Lesson 3: You’re the one you’ve been looking for – Ok, SPOILER ALERT. If you haven’t seen the movie, continue reading this lesson with caution. This is the scene when Elsa learns that the person she’s been waiting for, the person to help her navigate her magical powers and help her become who she’s supposed to be has actually been her the whole time. It’s a powerful scene… who’s cutting onions?
The Takeaway: Sometimes, you can be so caught up in what you think life should be or how you think it should look that you forget to see what’s right in front of you: you. The uniquely wonderful, amazing and very capable you.
The Communication: Imagine what the world would be like if you were able to fully embrace all your strengths, talents and liabilities. What would it be like if you were able to fully step into the person you were born to be? How could you be different? How would the world be different because of you?
What’s holding you back?
Frozen 2 is ultimately about learning how to become self-aware and to embrace who you are – all your strengths, passions, liabilities and triggers. You are just right as you are, and you have what you need to have a great life. You may just need some help to discover, uncover or access all that you are.
What do you know of yourself? Start to build your list of your abilities, interests and the things that matter for you. And if you want some help, check out The Greatness Zone, a great read while everyone is at home during COVID-19 to learn how to discover who you are and how to connect what is best in you to your world.

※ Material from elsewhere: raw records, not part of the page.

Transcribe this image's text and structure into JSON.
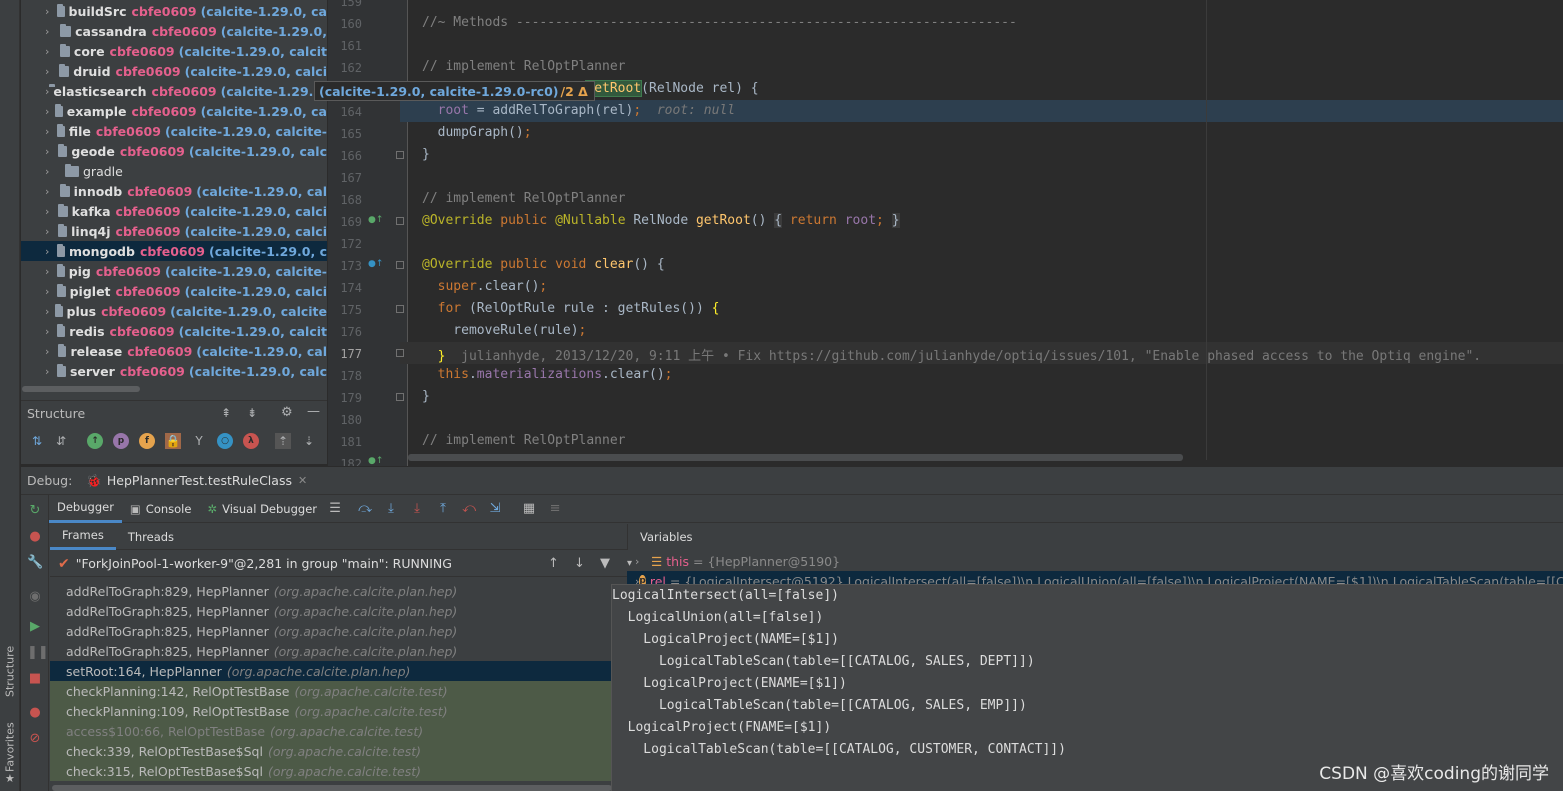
{
  "left_strip": {
    "structure_tab": "Structure",
    "favorites_tab": "Favorites"
  },
  "project": {
    "modules": [
      {
        "name": "buildSrc",
        "hash": "cbfe0609",
        "branch": "(calcite-1.29.0, ca"
      },
      {
        "name": "cassandra",
        "hash": "cbfe0609",
        "branch": "(calcite-1.29.0,"
      },
      {
        "name": "core",
        "hash": "cbfe0609",
        "branch": "(calcite-1.29.0, calcit"
      },
      {
        "name": "druid",
        "hash": "cbfe0609",
        "branch": "(calcite-1.29.0, calci"
      },
      {
        "name": "elasticsearch",
        "hash": "cbfe0609",
        "branch": "(calcite-1.29.0, calcite-1.29.0-rc0)"
      },
      {
        "name": "example",
        "hash": "cbfe0609",
        "branch": "(calcite-1.29.0, ca"
      },
      {
        "name": "file",
        "hash": "cbfe0609",
        "branch": "(calcite-1.29.0, calcite-"
      },
      {
        "name": "geode",
        "hash": "cbfe0609",
        "branch": "(calcite-1.29.0, calc"
      },
      {
        "name": "gradle",
        "hash": "",
        "branch": ""
      },
      {
        "name": "innodb",
        "hash": "cbfe0609",
        "branch": "(calcite-1.29.0, cal"
      },
      {
        "name": "kafka",
        "hash": "cbfe0609",
        "branch": "(calcite-1.29.0, calci"
      },
      {
        "name": "linq4j",
        "hash": "cbfe0609",
        "branch": "(calcite-1.29.0, calci"
      },
      {
        "name": "mongodb",
        "hash": "cbfe0609",
        "branch": "(calcite-1.29.0, c"
      },
      {
        "name": "pig",
        "hash": "cbfe0609",
        "branch": "(calcite-1.29.0, calcite-"
      },
      {
        "name": "piglet",
        "hash": "cbfe0609",
        "branch": "(calcite-1.29.0, calci"
      },
      {
        "name": "plus",
        "hash": "cbfe0609",
        "branch": "(calcite-1.29.0, calcite"
      },
      {
        "name": "redis",
        "hash": "cbfe0609",
        "branch": "(calcite-1.29.0, calcit"
      },
      {
        "name": "release",
        "hash": "cbfe0609",
        "branch": "(calcite-1.29.0, cal"
      },
      {
        "name": "server",
        "hash": "cbfe0609",
        "branch": "(calcite-1.29.0, calc"
      }
    ],
    "tooltip_extra": "/2 Δ"
  },
  "structure": {
    "title": "Structure"
  },
  "editor": {
    "line_numbers": [
      "159",
      "160",
      "161",
      "162",
      "",
      "164",
      "165",
      "166",
      "167",
      "168",
      "169",
      "172",
      "173",
      "174",
      "175",
      "176",
      "177",
      "178",
      "179",
      "180",
      "181",
      "182"
    ],
    "inlay_root": "root: null",
    "blame": "julianhyde, 2013/12/20, 9:11 上午 • Fix https://github.com/julianhyde/optiq/issues/101, \"Enable phased access to the Optiq engine\"."
  },
  "debug": {
    "label": "Debug:",
    "session_tab": "HepPlannerTest.testRuleClass",
    "tabs": [
      "Debugger",
      "Console",
      "Visual Debugger"
    ],
    "frames_tabs": [
      "Frames",
      "Threads"
    ],
    "thread": "\"ForkJoinPool-1-worker-9\"@2,281 in group \"main\": RUNNING",
    "frames": [
      {
        "name": "addRelToGraph:829, HepPlanner",
        "pkg": "(org.apache.calcite.plan.hep)"
      },
      {
        "name": "addRelToGraph:825, HepPlanner",
        "pkg": "(org.apache.calcite.plan.hep)"
      },
      {
        "name": "addRelToGraph:825, HepPlanner",
        "pkg": "(org.apache.calcite.plan.hep)"
      },
      {
        "name": "addRelToGraph:825, HepPlanner",
        "pkg": "(org.apache.calcite.plan.hep)"
      },
      {
        "name": "setRoot:164, HepPlanner",
        "pkg": "(org.apache.calcite.plan.hep)"
      },
      {
        "name": "checkPlanning:142, RelOptTestBase",
        "pkg": "(org.apache.calcite.test)"
      },
      {
        "name": "checkPlanning:109, RelOptTestBase",
        "pkg": "(org.apache.calcite.test)"
      },
      {
        "name": "access$100:66, RelOptTestBase",
        "pkg": "(org.apache.calcite.test)"
      },
      {
        "name": "check:339, RelOptTestBase$Sql",
        "pkg": "(org.apache.calcite.test)"
      },
      {
        "name": "check:315, RelOptTestBase$Sql",
        "pkg": "(org.apache.calcite.test)"
      }
    ],
    "variables_title": "Variables",
    "var_this": {
      "name": "this",
      "value": "= {HepPlanner@5190}"
    },
    "var_rel": {
      "name": "rel",
      "value": "= {LogicalIntersect@5192} LogicalIntersect(all=[false])\\n  LogicalUnion(all=[false])\\n    LogicalProject(NAME=[$1])\\n      LogicalTableScan(table=[[CA"
    },
    "rel_tree": [
      "LogicalIntersect(all=[false])",
      "  LogicalUnion(all=[false])",
      "    LogicalProject(NAME=[$1])",
      "      LogicalTableScan(table=[[CATALOG, SALES, DEPT]])",
      "    LogicalProject(ENAME=[$1])",
      "      LogicalTableScan(table=[[CATALOG, SALES, EMP]])",
      "  LogicalProject(FNAME=[$1])",
      "    LogicalTableScan(table=[[CATALOG, CUSTOMER, CONTACT]])"
    ]
  },
  "watermark": "CSDN @喜欢coding的谢同学"
}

COVID-19 or not, you are capable of great things. Use everything around you to help you learn this and ultimately discover what is great and remarkable about you. Then bring it to your life and do great things.
Consider reading What Fills You Up: Finding Your Fit